This hyper-abundance of music is a remarkably new phenomenon. Most of the music formats people are familiar with today didn’t exist a few decades ago. The ability to record and replay music itself wasn’t realized until 1877, when Thomas Edison invented the first practical phonograph. Before this invention, it was impossible to duplicate a musical performance. Every musical rendition was unique, and the availability of a particular performance was limited to those people who inhabited the same time and place as the performers.

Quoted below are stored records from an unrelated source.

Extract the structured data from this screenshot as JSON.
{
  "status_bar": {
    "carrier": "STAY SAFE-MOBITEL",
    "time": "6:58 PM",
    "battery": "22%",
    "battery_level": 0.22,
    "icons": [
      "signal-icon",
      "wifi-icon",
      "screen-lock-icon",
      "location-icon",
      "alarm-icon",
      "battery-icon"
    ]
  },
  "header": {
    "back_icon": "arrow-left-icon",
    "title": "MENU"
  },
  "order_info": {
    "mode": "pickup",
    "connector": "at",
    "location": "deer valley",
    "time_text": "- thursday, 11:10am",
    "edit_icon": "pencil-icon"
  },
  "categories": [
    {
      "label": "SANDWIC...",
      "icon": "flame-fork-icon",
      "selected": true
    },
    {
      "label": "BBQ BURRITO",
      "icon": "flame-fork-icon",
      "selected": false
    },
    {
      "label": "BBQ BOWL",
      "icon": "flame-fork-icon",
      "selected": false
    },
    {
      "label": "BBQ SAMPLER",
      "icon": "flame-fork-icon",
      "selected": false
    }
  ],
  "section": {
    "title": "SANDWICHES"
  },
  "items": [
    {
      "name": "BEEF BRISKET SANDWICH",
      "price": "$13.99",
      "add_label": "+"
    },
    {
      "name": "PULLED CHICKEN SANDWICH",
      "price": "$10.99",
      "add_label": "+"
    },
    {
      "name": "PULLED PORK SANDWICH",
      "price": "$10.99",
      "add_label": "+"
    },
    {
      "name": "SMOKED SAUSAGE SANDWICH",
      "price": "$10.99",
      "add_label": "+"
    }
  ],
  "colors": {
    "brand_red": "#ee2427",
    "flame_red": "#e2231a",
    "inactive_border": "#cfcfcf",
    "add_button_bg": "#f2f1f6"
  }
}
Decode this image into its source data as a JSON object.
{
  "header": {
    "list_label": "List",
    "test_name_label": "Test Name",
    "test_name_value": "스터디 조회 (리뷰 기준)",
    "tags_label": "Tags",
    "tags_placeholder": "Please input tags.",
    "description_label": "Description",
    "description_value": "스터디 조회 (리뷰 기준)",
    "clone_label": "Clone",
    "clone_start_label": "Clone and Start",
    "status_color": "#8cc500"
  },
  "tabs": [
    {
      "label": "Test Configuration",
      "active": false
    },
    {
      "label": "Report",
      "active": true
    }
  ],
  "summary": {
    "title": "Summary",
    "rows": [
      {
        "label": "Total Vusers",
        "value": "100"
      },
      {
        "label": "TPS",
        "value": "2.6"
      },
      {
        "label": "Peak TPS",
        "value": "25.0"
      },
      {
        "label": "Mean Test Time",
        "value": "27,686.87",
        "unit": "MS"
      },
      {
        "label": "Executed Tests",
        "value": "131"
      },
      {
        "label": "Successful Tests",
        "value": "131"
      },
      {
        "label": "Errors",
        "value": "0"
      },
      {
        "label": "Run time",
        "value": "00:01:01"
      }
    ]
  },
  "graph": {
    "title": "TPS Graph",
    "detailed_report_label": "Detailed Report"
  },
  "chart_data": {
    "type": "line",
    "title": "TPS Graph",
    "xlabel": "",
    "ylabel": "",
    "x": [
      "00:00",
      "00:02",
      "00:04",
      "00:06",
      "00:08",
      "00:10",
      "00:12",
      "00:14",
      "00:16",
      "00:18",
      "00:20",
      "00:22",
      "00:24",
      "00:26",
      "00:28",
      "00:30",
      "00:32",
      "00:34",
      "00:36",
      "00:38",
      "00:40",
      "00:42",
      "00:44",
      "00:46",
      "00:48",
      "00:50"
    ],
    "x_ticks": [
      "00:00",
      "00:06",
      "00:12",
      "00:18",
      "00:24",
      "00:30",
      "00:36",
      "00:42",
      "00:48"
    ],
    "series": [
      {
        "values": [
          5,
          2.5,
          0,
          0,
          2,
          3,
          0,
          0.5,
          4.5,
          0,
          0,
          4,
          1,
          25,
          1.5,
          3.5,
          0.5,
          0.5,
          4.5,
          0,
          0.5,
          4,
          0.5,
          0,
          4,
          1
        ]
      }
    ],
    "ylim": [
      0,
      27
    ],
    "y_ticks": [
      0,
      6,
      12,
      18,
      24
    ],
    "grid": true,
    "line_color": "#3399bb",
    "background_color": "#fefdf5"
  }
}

The advent of recording technology changed this by enabling people to duplicate individual performances as often as they wanted, so long as they had a copy of a recording and the equipment needed to play it. In other words, musical performances were no longer limited to a unique time and place, but were instead limited to technological availability. As technology has improved over the last century, both sound recordings and the devices that play them have become inexpensive and highly portable. This has allowed sound recording technology to proliferate widely, ensuring that recorded music music is are now available to virtually everyone, anywhere and anytime.

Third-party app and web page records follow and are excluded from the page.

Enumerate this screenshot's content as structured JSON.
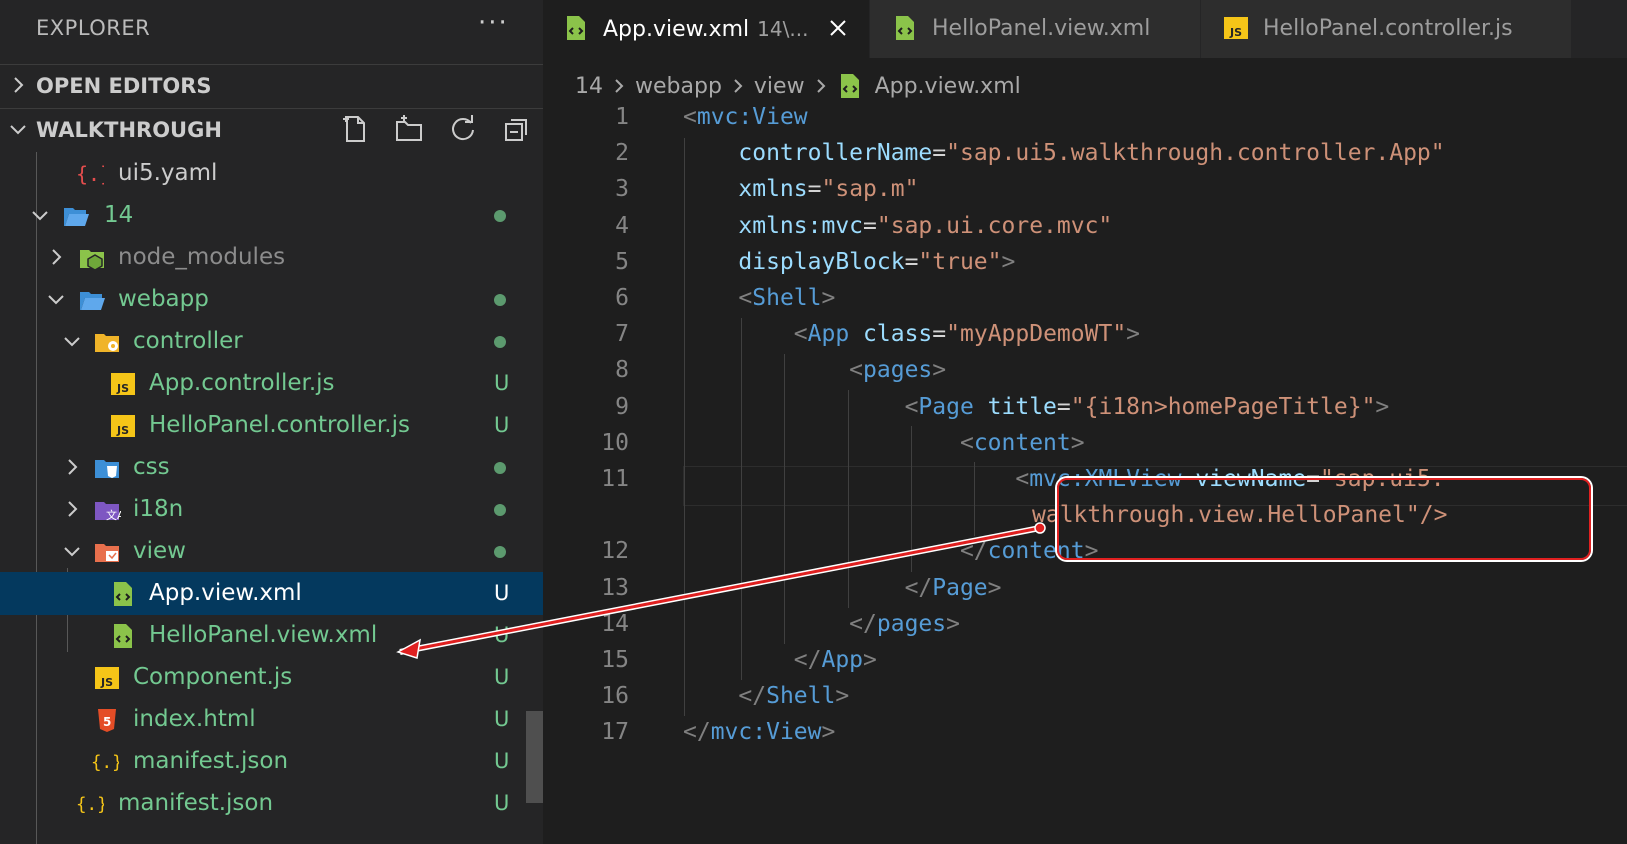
{
  "sidebar": {
    "title": "EXPLORER",
    "more": "···",
    "open_editors": "OPEN EDITORS",
    "workspace": "WALKTHROUGH",
    "tree": [
      {
        "name": "ui5.yaml",
        "icon": "yaml-icon",
        "status": "",
        "color": "#cccccc"
      },
      {
        "name": "14",
        "icon": "folder-open-icon",
        "status": "dot",
        "color": "#73c991"
      },
      {
        "name": "node_modules",
        "icon": "node-folder-icon",
        "status": "",
        "color": "#8c8c8c"
      },
      {
        "name": "webapp",
        "icon": "folder-open-icon",
        "status": "dot",
        "color": "#73c991"
      },
      {
        "name": "controller",
        "icon": "controller-folder-icon",
        "status": "dot",
        "color": "#73c991"
      },
      {
        "name": "App.controller.js",
        "icon": "js-file-icon",
        "status": "U",
        "color": "#73c991"
      },
      {
        "name": "HelloPanel.controller.js",
        "icon": "js-file-icon",
        "status": "U",
        "color": "#73c991"
      },
      {
        "name": "css",
        "icon": "css-folder-icon",
        "status": "dot",
        "color": "#73c991"
      },
      {
        "name": "i18n",
        "icon": "i18n-folder-icon",
        "status": "dot",
        "color": "#73c991"
      },
      {
        "name": "view",
        "icon": "view-folder-icon",
        "status": "dot",
        "color": "#73c991"
      },
      {
        "name": "App.view.xml",
        "icon": "xml-file-icon",
        "status": "U",
        "color": "#ffffff"
      },
      {
        "name": "HelloPanel.view.xml",
        "icon": "xml-file-icon",
        "status": "U",
        "color": "#73c991"
      },
      {
        "name": "Component.js",
        "icon": "js-file-icon",
        "status": "U",
        "color": "#73c991"
      },
      {
        "name": "index.html",
        "icon": "html-file-icon",
        "status": "U",
        "color": "#73c991"
      },
      {
        "name": "manifest.json",
        "icon": "json-file-icon",
        "status": "U",
        "color": "#73c991"
      },
      {
        "name": "manifest.json",
        "icon": "json-file-icon",
        "status": "U",
        "color": "#73c991"
      }
    ]
  },
  "tabs": [
    {
      "name": "App.view.xml",
      "desc": "14\\...",
      "active": true,
      "icon": "xml-file-icon"
    },
    {
      "name": "HelloPanel.view.xml",
      "desc": "",
      "active": false,
      "icon": "xml-file-icon"
    },
    {
      "name": "HelloPanel.controller.js",
      "desc": "",
      "active": false,
      "icon": "js-file-icon"
    }
  ],
  "breadcrumb": [
    "14",
    "webapp",
    "view",
    "App.view.xml"
  ],
  "editor": {
    "line_numbers": [
      "1",
      "2",
      "3",
      "4",
      "5",
      "6",
      "7",
      "8",
      "9",
      "10",
      "11",
      "12",
      "13",
      "14",
      "15",
      "16",
      "17"
    ],
    "lines": [
      "<mvc:View",
      "    controllerName=\"sap.ui5.walkthrough.controller.App\"",
      "    xmlns=\"sap.m\"",
      "    xmlns:mvc=\"sap.ui.core.mvc\"",
      "    displayBlock=\"true\">",
      "    <Shell>",
      "        <App class=\"myAppDemoWT\">",
      "            <pages>",
      "                <Page title=\"{i18n>homePageTitle}\">",
      "                    <content>",
      "                        <mvc:XMLView viewName=\"sap.ui5.",
      "walkthrough.view.HelloPanel\"/>",
      "                    </content>",
      "                </Page>",
      "            </pages>",
      "        </App>",
      "    </Shell>",
      "</mvc:View>"
    ]
  },
  "colors": {
    "accent_selection": "#04395e",
    "annotation_red": "#e02020",
    "git_untracked": "#73c991"
  }
}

Our age of unprecedented musical abundance has led to many changes in the way people use, appreciate, and value music.
We are all haunted. Ghosts line the edges of our rooms, staring at us from the walls, emerging from old drawers and rising from the pages of our books. But we take our ghosts for granted now. Indeed, we see them every day. They are our images of moments gone by, moments that have morphed to memories, memories which are ever tossed and turned in our minds, until, like a stone in a river, what was once sharp is worn smooth and dull. Then it is impossible to be sure whether something once undeniably real and alive was ever really there, or whether it was merely a flash of imagination. Yet the ghosts linger, vivid as ever. The ghosts remind us. What is a ghost, but a photograph?
A photograph is not a moment returned from the dead. A photograph is just a sign, a shadow, a window onto a time and place that once was, but is no more. You can see the scene, the place, the person, and the moment. The memories come rushing back. Still, you can’t go back, you can only peer, hopelessly, through the window. You can touch the picture, but you cannot feel it. The ghost is ethereal. There is no cool wind rushing through your hair as once there was, no dirt squishing beneath your toes. You cannot hear the birds; you cannot smell the flowers; you cannot look around, side to side, up, down, behind. A photograph is only a ghost.
They ought to seem like something from another world. Hold the button, wait for the flash, and watch as the scene is spirited into view on Polaroid. Then seal it in an album, show it to a friend, transfer a memory from one mind to another. A scene that passed before my eyes last week is now visible to you, though you had never been there to see it. Now my ghosts haunt your mind, and even after I am gone, these ghosts may linger, to become the subjects of stories that endure. You never felt this wind, this dirt, never heard these birds or smelled these flowers yourself. So you imagine. You imagine the scene beyond the frame, and legends are born.
These photos were taken in August 2008 at a variety of locations, including at my family’s farm, at Madeline Island in far northern Wisconsin, at Prairie du Chien, and looking over the confluence of the Wisconsin and Mississippi River from Pikes Peak State Park in Iowa. You may copy and reuse these photographs for free under a Creative Commons license (see terms below).